HC Deb 08 July 1981 vol 8 cc387-9
2. Mr. Stephen Ross

asked the Secretary of State for the Environment how many housing starts were made in the public sector during the months of April, May and June.

The Minister for Housing and Construction (Mr. John Stanley)

The figures for June are not yet available. The provisional, seasonally adjusted, figures for April and May show that there were 5,300 public sector starts in that period in England.

Mr. Ross

Does the Minister agree that that is an abysmal figure when one considers the problems of those who need housing? Will he examine the areas under greatest stress and provide the necessary resources for authorities with growing waiting lists to provide houses for those who need but cannot afford to purchase them and are being priced out of the private rented sector?

Mr. Stanley

The hon. Gentleman will be aware that the system of allocation is as far as possible directed towards authorities with the greatest need. There is very careful analysis as to the basis of the allocation. I certainly cannot accept that there is not scope for authorities to do more by making use of the substantial number of low-cost home ownership initiatives that we have introduced and of the private rented sector, which would be materially helped if the Opposition would withdraw their repeal commitment on shorthold.

Mr. Dover

Does my hon. Friend agree that local authorities would get better value for money by using their existing housing stock and, in particular, reducing the number of voids in that housing stock?

Mr. Stanley

My hon. Friend is entirely right. There is a later question on empty dwellings. He will know that we have introduced a substantial range of measures to assist local authorities to reduce the number of empty dwellings.

Mr. Frank Allaun

Is not the Minister's policy virtually ending all council house building, except for the elderly and the disabled? What does he propose to do for the other families, comprising 45 per cent. of the population, who cannot afford to buy, even with the aid of a mortgage, and whose prospects are daily worsened by the Government?

Mr. Stanley

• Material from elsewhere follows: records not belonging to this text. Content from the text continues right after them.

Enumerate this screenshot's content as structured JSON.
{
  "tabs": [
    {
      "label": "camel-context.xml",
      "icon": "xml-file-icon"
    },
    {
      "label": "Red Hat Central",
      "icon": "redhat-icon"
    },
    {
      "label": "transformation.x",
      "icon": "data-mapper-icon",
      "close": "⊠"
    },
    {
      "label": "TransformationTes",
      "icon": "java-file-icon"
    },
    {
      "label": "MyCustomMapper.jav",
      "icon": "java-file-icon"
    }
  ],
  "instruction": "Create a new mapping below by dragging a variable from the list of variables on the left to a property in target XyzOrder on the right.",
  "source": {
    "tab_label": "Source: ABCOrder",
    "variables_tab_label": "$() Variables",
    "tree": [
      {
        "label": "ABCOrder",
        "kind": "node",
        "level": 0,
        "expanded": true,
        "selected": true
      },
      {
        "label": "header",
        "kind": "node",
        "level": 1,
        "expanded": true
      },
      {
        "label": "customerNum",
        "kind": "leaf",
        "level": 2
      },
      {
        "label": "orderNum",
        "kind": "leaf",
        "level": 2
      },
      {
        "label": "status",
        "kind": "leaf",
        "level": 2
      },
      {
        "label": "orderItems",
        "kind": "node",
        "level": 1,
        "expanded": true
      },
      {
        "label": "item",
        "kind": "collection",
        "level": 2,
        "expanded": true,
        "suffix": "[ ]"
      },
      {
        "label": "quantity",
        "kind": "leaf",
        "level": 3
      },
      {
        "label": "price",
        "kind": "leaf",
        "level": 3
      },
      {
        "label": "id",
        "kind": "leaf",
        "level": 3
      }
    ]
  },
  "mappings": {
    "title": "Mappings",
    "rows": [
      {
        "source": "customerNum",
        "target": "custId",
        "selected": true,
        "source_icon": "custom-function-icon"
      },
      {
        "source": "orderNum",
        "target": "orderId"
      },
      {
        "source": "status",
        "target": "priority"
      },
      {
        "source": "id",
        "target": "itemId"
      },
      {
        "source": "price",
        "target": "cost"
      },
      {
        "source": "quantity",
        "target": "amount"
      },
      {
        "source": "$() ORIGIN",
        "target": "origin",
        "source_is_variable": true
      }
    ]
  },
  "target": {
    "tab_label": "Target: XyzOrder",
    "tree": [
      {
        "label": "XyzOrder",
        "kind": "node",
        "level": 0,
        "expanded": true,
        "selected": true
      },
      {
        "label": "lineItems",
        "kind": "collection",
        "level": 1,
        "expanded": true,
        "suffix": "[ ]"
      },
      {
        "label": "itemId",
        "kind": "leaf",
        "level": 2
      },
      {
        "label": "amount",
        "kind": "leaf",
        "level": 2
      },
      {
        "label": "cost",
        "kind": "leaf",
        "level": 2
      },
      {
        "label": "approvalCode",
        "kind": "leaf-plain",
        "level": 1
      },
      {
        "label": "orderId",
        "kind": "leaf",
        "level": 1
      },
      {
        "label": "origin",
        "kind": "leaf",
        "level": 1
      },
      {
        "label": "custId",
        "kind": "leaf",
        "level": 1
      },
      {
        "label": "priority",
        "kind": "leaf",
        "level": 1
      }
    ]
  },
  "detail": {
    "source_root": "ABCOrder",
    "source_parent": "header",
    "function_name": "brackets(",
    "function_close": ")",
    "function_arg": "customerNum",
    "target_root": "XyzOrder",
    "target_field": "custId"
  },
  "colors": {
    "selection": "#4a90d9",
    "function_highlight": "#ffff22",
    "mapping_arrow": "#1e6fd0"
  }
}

The hon. Gentleman will be aware that, in addition to the basic allocation, we have given authorities substantial scope for increasing their capital allocations by the use of capital receipts. He will see, for example, from the housing capital receipts which arose in the course of last year that in many constituencies represented by Labour Members who complain about the insufficiency of housing allocation money capital receipts were nil, whereas other authorities had capital receipts last year of £1 million and more which can now be used for the housing capital programme.

Mr. Kaufman

Will the hon. Gentleman place before the House the calculations upon which the Secretary of State based his statement to the Housing Consultative Council on 15 June that it is far cheaper in public expenditure terms to keep building workers on the dole? Does he accept that, in the light of the disgraceful figures that he has announced today, that statement by the Secretary of State is particularly obscene to the 1.2 million people on council house waiting lists and the 25 per cent. of building workers who are on the dole?

Mr. Stanley

On the first part of the right hon. Gentleman's question, if he will table a specific question we shall endeavour to assist him. I revert to what I said previously, however. There is substantial scope for local authorities to increase their allocations through the use of capital receipts.

The right hon. Gentleman represents a North-West constituency. The striking thing about the North-West is that those few authorities—which, incidentally, include Manchester—that reported zero housing capital receipts last year are losing substantially as a result of a self-imposed cut in their housing programmes through their failure to sell council houses.